We will start the list with a couple of topics from “over the pond” that will have a continuing impact on U.S. financial services entities. The British Parliament was scheduled to vote on Tuesday on the agreement that Prime Minister Theresa May reached with the European Union (EU) for Britain’s departure from the EU, commonly referred to as “Brexit.” But in an unscheduled address to Parliament on Monday, May said that she would seek to postpone the parliamentary vote, noting that if the vote were to be held as planned, her proposal “would be defeated by a significant margin.” As a result, May’s own party triggered a no-confidence vote on May that would have seen her removed as Prime Minister if she lost. By a vote of 200 to 117, May won a vote of confidence in her leadership and is now immune from a leadership challenge for a year.  Continue Reading Crumpets, Congress, Cannabis and Crypto: Top 10 Issues for Financial Services in 2019 (Part 1 of 2)

This article originally appeared in the November 2018 edition of National Mortgage Professional Magazine.

In the fallout from the 2008 financial crisis, courts across the United States were inundated with litigation challenging the legitimacy of mortgages, notes, and the records purporting the transfer or assign them. Such claims included asserting that endorsements of promissory notes were not enforceable, claiming assignments of mortgages were executed without authority, and allegations that the note, mortgage, or associated disclosure documents were neither presented to nor signed by the borrowers. In recent years, as the economy appears to have improved, much of this litigation has died down. However, it does not take much imagination to assume that if and when the next economic downturn hits, some borrowers may again find themselves in default on their mortgage obligations, and in turn may seek to challenge the enforceability of those agreements.  Continue Reading What’s Past is Prologue: Applying Lessons from the Financial Crisis to the Future of eMortgage and eNote Litigation

Co-Authored by Erin Fonte

Cryptocurrencies have captured the imaginations of individuals and emerging businesses drawn to their potential to serve as alternative stores of value, to reduce transaction costs by eliminating intermediaries, and―most notably in popular culture and media―to provide eye-catching opportunities for speculative investing. Coin valuations for well-established players Bitcoin and Ethereum have fallen sharply since late 2017/early 2018, and new players continue to enter and leave the marketplace. As noted previously in this blog, regulators are taking interest.

Much less appreciated and often overlooked is the business potential for the distributed-ledger, or blockchain, architecture that makes cryptocurrencies possible.

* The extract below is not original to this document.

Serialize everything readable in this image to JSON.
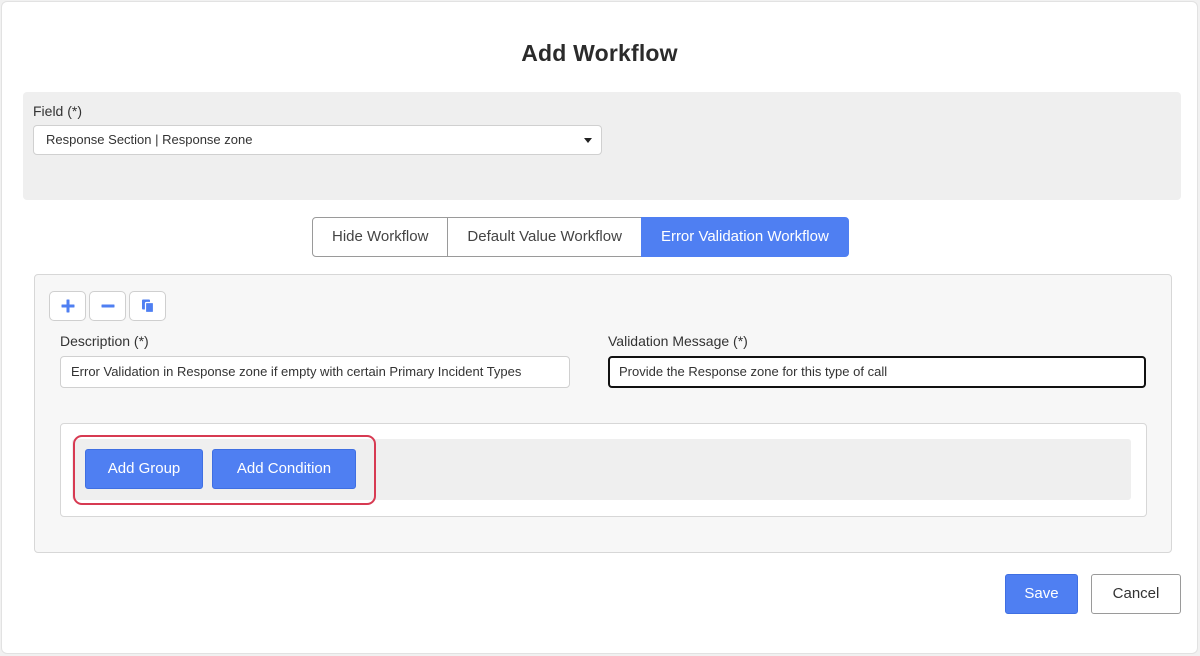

Distributed-ledger systems present enormous opportunities for businesses to operate more efficiently and mitigate risks. The financial-services industry in particular stands to gain from the adoption of blockchain technology due to the significant variation and complexity of products, business processes, and relationships among industry participants. We have seen great interest in blockchain technology in the banking and securities industries in particular.  Continue Reading Brave New Wheels? Potential Uses for Blockchain Technology in Auto Finance

After a highly publicized and controversial confirmation process, the senate voted to approve Brett Kavanaugh’s nomination to the Supreme Court this past Saturday, October 6, 2018. Kavanaugh was sworn in later that day and began hearing cases on Tuesday, October 9, 2018.

It goes without saying that Justice Kavanaugh is a conservative judge and is expected to lean to the right. It also goes without saying that Justice Kavanaugh’s appointment pushes the Supreme Court to the right with a 5-4 ratio. But what does Justice Kavanaugh’s appointment mean for the financial services industry?  Continue Reading What Can the Financial Services Industry Expect Following Justice Kavanaugh’s Confirmation to the Supreme Court?